A source close to the investigation said the suspects had an “ill-defined plan to commit a violent act targeting people of the Muslim faith,” the Agence France Presse news agency reported.
Another said they aimed to attack “targets linked to radical Islam.”
French interior minister, Gerard Collomb, thanked the country’s intelligence agency with a tweet, saying it watched “over every day the protection of the French against any violent action, wherever it comes from.”
Nikita Malik, director of the centre on radicalisation and terrorism at the Henry Jackson Society, said the alleged plots appeared to have some aspects of vigilantism, but cautioned against giving the groups any credibility.
She told The Independent the reported targets appeared to have been selected because “they are visibly Muslim in the way they dress”.
This made them “easy targets,” she said, adding: “It seems to be quite random.”
Far-right groups are often driven by conspiracy theories “muddled with random facts they put in to put credibility to a wider narrative of white genocide and neo-Nazism,” she said.
The methods used in far-right attacks often parallel those conducted by Islamist groups, for example the use of vehicles, knives and acid, she added.
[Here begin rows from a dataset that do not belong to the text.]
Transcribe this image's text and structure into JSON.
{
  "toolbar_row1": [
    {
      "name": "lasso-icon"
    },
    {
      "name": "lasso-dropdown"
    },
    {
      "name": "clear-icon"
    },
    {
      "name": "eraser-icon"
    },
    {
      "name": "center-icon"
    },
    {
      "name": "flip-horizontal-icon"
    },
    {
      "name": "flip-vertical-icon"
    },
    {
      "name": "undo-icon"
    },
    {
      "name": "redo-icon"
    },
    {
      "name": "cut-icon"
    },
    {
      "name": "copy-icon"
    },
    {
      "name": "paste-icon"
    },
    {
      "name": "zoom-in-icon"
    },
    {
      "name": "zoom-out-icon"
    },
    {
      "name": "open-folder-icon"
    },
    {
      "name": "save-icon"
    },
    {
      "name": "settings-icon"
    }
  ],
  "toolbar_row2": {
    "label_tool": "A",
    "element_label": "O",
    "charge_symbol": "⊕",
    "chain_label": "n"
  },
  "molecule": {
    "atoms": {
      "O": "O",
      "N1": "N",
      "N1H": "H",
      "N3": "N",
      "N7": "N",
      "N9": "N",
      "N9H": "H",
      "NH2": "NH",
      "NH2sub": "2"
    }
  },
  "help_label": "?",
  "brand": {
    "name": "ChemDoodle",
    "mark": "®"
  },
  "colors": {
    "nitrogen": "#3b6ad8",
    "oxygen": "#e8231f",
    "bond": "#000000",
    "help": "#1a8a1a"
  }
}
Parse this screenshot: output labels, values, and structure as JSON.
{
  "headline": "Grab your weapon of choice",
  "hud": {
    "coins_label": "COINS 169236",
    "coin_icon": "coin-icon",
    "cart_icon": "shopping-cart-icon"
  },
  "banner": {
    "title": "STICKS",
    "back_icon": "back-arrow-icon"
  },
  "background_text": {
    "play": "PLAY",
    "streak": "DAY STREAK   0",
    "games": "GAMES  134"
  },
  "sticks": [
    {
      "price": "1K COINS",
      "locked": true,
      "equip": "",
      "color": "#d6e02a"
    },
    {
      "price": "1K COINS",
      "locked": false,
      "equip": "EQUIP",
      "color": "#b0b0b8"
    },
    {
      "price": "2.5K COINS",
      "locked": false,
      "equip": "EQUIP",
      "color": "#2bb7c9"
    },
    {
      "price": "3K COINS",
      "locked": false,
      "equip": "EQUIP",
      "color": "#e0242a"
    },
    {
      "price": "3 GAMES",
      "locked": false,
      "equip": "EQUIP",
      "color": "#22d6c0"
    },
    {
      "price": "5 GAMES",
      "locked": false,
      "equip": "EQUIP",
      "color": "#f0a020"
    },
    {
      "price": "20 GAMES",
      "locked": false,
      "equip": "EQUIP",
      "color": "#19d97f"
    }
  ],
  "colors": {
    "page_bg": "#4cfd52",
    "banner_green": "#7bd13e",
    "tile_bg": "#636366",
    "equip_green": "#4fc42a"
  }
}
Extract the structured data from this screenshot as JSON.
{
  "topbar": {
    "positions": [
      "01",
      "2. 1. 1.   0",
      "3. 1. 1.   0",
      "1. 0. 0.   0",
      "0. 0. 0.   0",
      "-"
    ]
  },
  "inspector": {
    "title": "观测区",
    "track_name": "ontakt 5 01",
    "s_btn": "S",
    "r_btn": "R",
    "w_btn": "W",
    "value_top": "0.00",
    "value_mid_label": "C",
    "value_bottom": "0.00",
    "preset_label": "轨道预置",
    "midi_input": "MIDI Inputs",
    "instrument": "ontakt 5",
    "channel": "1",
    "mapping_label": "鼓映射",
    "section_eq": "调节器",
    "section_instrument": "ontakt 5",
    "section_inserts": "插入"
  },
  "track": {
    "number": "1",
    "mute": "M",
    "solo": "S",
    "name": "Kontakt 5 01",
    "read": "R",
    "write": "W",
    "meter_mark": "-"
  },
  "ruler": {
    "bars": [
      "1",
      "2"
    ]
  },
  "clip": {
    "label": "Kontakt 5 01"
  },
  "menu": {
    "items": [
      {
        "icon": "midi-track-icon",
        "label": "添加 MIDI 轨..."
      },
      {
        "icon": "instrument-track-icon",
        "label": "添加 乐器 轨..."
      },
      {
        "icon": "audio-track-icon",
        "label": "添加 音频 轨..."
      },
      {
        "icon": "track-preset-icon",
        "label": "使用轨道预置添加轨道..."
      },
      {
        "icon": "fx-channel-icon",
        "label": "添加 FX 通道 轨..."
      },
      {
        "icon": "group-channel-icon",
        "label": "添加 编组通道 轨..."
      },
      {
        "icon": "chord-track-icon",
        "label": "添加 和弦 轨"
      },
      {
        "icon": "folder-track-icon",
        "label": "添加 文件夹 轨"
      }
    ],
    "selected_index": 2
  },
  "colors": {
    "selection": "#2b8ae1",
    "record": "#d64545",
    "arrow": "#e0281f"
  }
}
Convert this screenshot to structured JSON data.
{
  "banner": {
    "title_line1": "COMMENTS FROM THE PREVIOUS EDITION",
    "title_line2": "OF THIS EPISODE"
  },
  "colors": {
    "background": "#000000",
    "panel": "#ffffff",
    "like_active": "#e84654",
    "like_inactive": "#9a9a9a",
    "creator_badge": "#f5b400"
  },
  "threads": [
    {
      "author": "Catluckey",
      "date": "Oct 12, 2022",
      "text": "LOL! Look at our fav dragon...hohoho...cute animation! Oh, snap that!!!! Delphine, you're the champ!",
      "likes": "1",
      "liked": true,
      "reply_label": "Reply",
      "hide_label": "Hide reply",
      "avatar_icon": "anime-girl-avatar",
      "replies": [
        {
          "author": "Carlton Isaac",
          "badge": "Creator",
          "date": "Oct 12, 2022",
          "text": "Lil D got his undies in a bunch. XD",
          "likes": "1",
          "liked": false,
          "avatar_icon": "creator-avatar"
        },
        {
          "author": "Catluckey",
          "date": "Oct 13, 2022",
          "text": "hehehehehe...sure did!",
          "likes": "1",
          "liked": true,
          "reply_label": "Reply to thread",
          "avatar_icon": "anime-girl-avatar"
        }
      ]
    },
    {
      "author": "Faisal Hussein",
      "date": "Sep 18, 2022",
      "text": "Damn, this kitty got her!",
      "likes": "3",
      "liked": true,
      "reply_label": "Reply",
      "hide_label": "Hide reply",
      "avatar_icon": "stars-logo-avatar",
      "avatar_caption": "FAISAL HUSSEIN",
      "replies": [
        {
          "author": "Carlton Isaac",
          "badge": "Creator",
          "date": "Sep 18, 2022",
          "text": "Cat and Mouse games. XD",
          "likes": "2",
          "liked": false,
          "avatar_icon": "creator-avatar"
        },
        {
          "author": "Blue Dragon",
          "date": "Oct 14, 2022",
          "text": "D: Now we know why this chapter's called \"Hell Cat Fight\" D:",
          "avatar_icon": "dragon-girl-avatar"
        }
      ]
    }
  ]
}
“The themes and grievances that extremist groups use are very common. Even though they oppose each other, the methods they use are very common,” she said. “They use low-tech for high impact. Particularly when they’re operating in gangs, the resources at their disposal are often household resources or easy to obtain, in order to get the most leverage and coverage on the attack.
“Targeting veiled women is a very common thing that happens when we look at anti-Muslim hatred following an Islamist terror attack.”
There was a similar wave of arrests in October 2017, in which the suspected targets were believed to be refugees and mosques.
Last year, a far-right terrorist targeted Muslims in a van attack outside the Finsbury Park Mosque in London, leaving one dead and 12 people injured.
Darren Osborne was radicalised by online material posted by Tommy Robinson, Britain First and other far-right figures, jurors heard at his trial at Woolwich Crown Court earlier this year.
He was jailed for life.